Exercise details :: Your answer must be the records below repeated word for word, with no pictures in it.

[Entries from a dataset of interfaces]
---*---
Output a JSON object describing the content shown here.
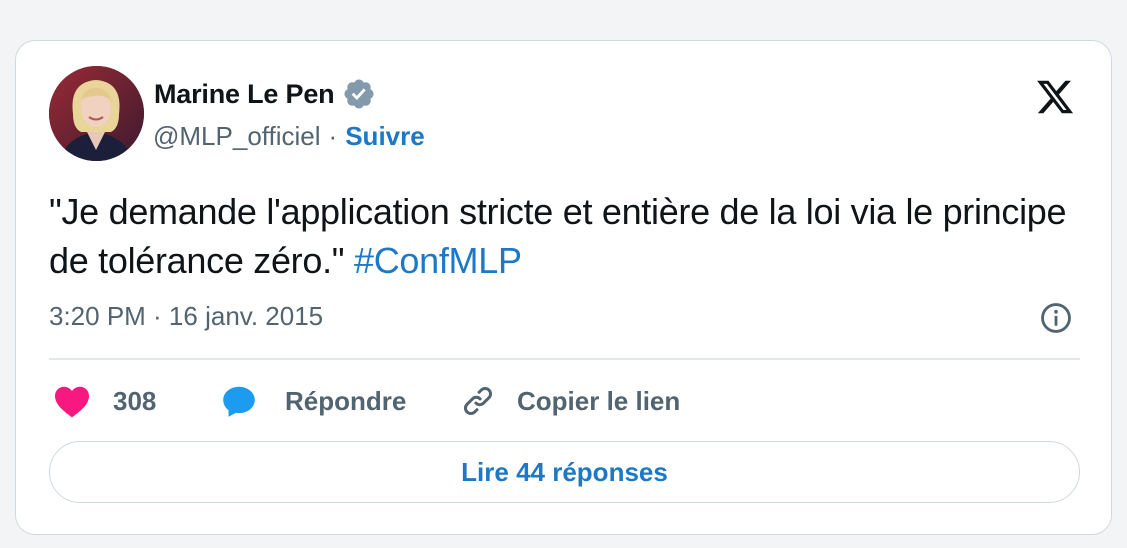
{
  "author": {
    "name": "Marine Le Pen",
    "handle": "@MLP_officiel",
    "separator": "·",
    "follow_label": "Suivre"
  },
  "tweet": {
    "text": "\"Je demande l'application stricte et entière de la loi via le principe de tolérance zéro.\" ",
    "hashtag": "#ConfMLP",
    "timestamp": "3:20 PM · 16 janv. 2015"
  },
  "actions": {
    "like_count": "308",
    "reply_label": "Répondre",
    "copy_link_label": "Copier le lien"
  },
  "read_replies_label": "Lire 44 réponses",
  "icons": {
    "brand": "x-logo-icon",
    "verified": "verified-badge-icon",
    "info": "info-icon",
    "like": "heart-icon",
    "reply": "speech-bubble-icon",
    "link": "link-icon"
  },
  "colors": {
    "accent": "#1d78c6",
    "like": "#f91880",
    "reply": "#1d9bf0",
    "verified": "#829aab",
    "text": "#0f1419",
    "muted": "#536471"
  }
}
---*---
Answer space ::
Output a JSON object describing the content shown here.
{
  "author": {
    "name": "Marine Le Pen",
    "handle": "@MLP_officiel",
    "separator": "·",
    "follow_label": "Suivre"
  },
  "tweet": {
    "text": "\"Je demande l'application stricte et entière de la loi via le principe de tolérance zéro.\" ",
    "hashtag": "#ConfMLP",
    "timestamp": "3:20 PM · 16 janv. 2015"
  },
  "actions": {
    "like_count": "308",
    "reply_label": "Répondre",
    "copy_link_label": "Copier le lien"
  },
  "read_replies_label": "Lire 44 réponses",
  "icons": {
    "brand": "x-logo-icon",
    "verified": "verified-badge-icon",
    "info": "info-icon",
    "like": "heart-icon",
    "reply": "speech-bubble-icon",
    "link": "link-icon"
  },
  "colors": {
    "accent": "#1d78c6",
    "like": "#f91880",
    "reply": "#1d9bf0",
    "verified": "#829aab",
    "text": "#0f1419",
    "muted": "#536471"
  }
}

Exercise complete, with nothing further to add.